**GIVEN DATA:**

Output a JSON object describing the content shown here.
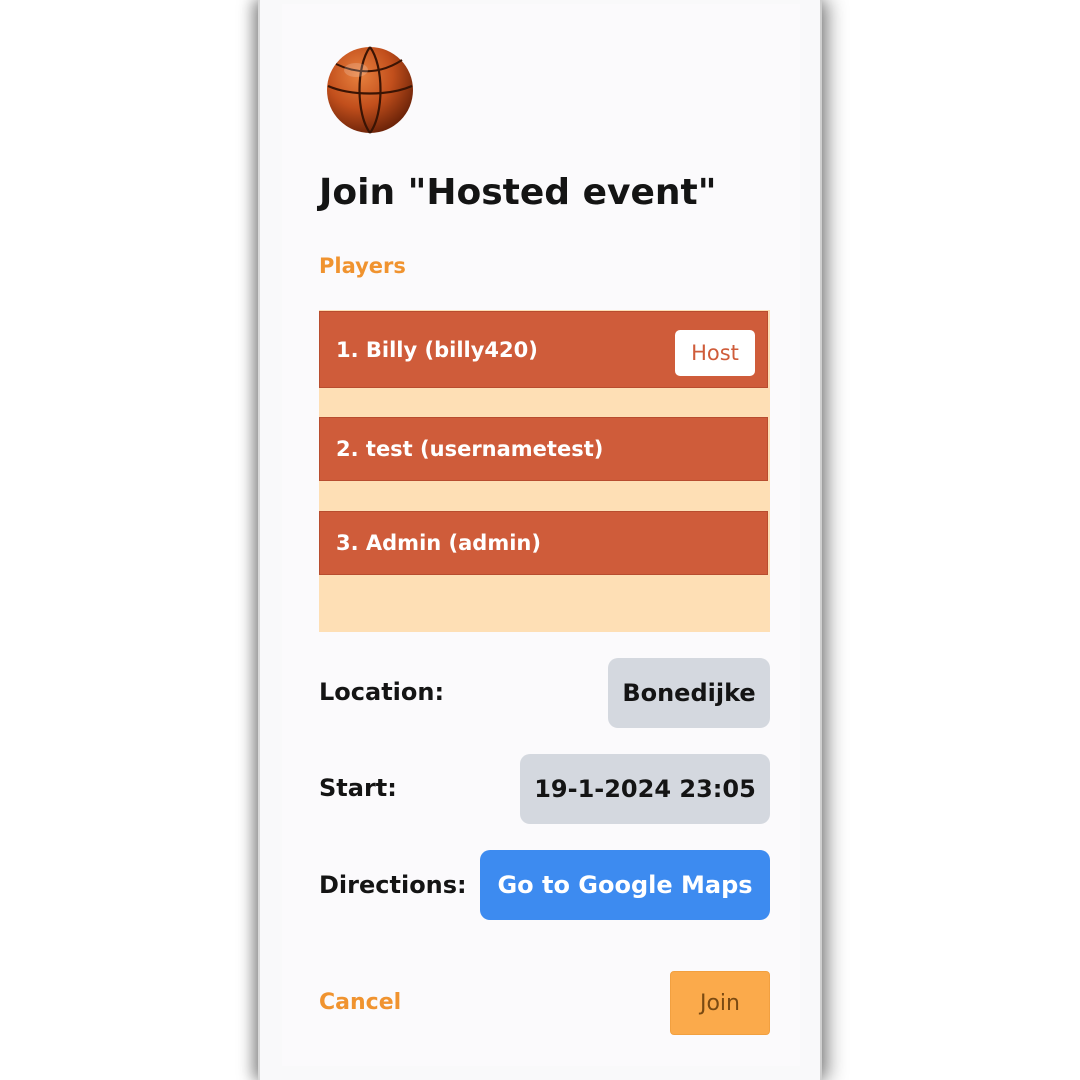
{
  "dialog": {
    "title": "Join \"Hosted event\"",
    "players_label": "Players",
    "players": [
      {
        "label": "1. Billy (billy420)",
        "badge": "Host"
      },
      {
        "label": "2. test (usernametest)"
      },
      {
        "label": "3. Admin (admin)"
      }
    ],
    "location": {
      "label": "Location:",
      "value": "Bonedijke"
    },
    "start": {
      "label": "Start:",
      "value": "19-1-2024 23:05"
    },
    "directions": {
      "label": "Directions:",
      "button": "Go to Google Maps"
    },
    "cancel_label": "Cancel",
    "join_label": "Join"
  },
  "colors": {
    "accent_orange": "#f0932f",
    "player_row": "#cf5c3a",
    "players_background": "#fedfb5",
    "maps_button": "#3d8bf0",
    "join_button": "#fbaa4b",
    "chip_gray": "#d4d8df"
  },
  "icons": {
    "logo": "basketball-icon"
  }
}
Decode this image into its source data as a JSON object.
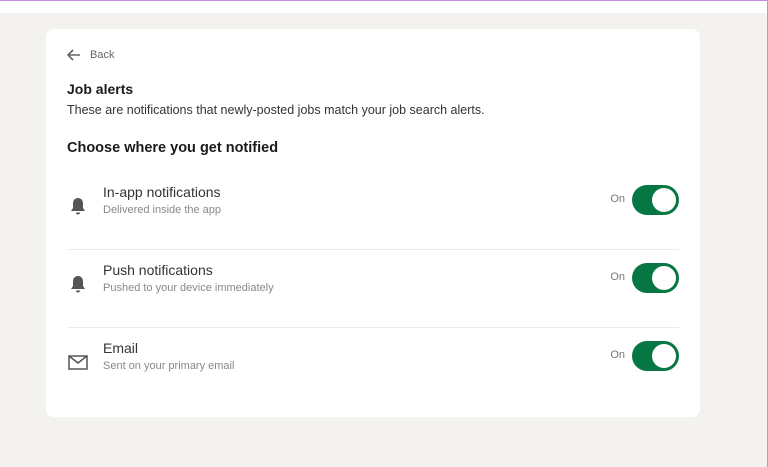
{
  "back_label": "Back",
  "title": "Job alerts",
  "description": "These are notifications that newly-posted jobs match your job search alerts.",
  "section_title": "Choose where you get notified",
  "options": [
    {
      "label": "In-app notifications",
      "sub": "Delivered inside the app",
      "state": "On",
      "icon": "bell-icon"
    },
    {
      "label": "Push notifications",
      "sub": "Pushed to your device immediately",
      "state": "On",
      "icon": "bell-icon"
    },
    {
      "label": "Email",
      "sub": "Sent on your primary email",
      "state": "On",
      "icon": "envelope-icon"
    }
  ],
  "colors": {
    "toggle_on": "#067642",
    "background": "#f3f2ef"
  }
}
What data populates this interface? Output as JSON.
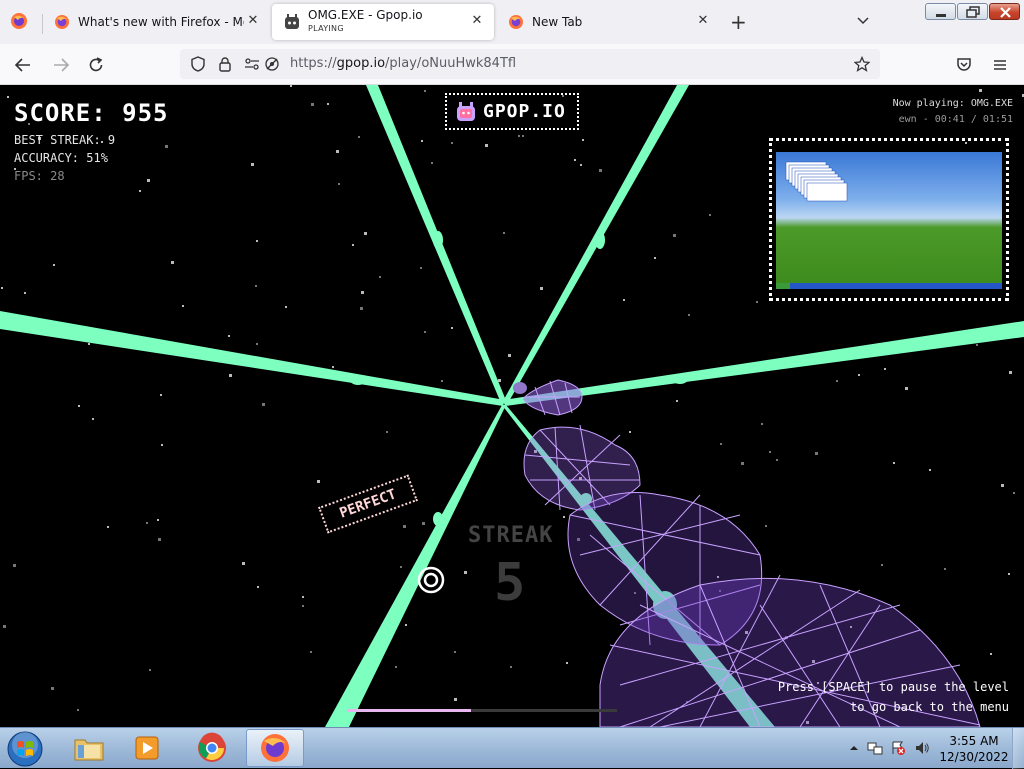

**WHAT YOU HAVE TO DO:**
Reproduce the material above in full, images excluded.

**REPLY TO THE TASK:**
Output a JSON object describing the content shown here.
{
  "dialog": {
    "title": "Join \"Hosted event\"",
    "players_label": "Players",
    "players": [
      {
        "label": "1. Billy (billy420)",
        "badge": "Host"
      },
      {
        "label": "2. test (usernametest)"
      },
      {
        "label": "3. Admin (admin)"
      }
    ],
    "location": {
      "label": "Location:",
      "value": "Bonedijke"
    },
    "start": {
      "label": "Start:",
      "value": "19-1-2024 23:05"
    },
    "directions": {
      "label": "Directions:",
      "button": "Go to Google Maps"
    },
    "cancel_label": "Cancel",
    "join_label": "Join"
  },
  "colors": {
    "accent_orange": "#f0932f",
    "player_row": "#cf5c3a",
    "players_background": "#fedfb5",
    "maps_button": "#3d8bf0",
    "join_button": "#fbaa4b",
    "chip_gray": "#d4d8df"
  },
  "icons": {
    "logo": "basketball-icon"
  }
}
Decode this image into its source data as a JSON object.
{
  "back_label": "Back",
  "title": "Job alerts",
  "description": "These are notifications that newly-posted jobs match your job search alerts.",
  "section_title": "Choose where you get notified",
  "options": [
    {
      "label": "In-app notifications",
      "sub": "Delivered inside the app",
      "state": "On",
      "icon": "bell-icon"
    },
    {
      "label": "Push notifications",
      "sub": "Pushed to your device immediately",
      "state": "On",
      "icon": "bell-icon"
    },
    {
      "label": "Email",
      "sub": "Sent on your primary email",
      "state": "On",
      "icon": "envelope-icon"
    }
  ],
  "colors": {
    "toggle_on": "#067642",
    "background": "#f3f2ef"
  }
}
What data populates this interface? Output as JSON.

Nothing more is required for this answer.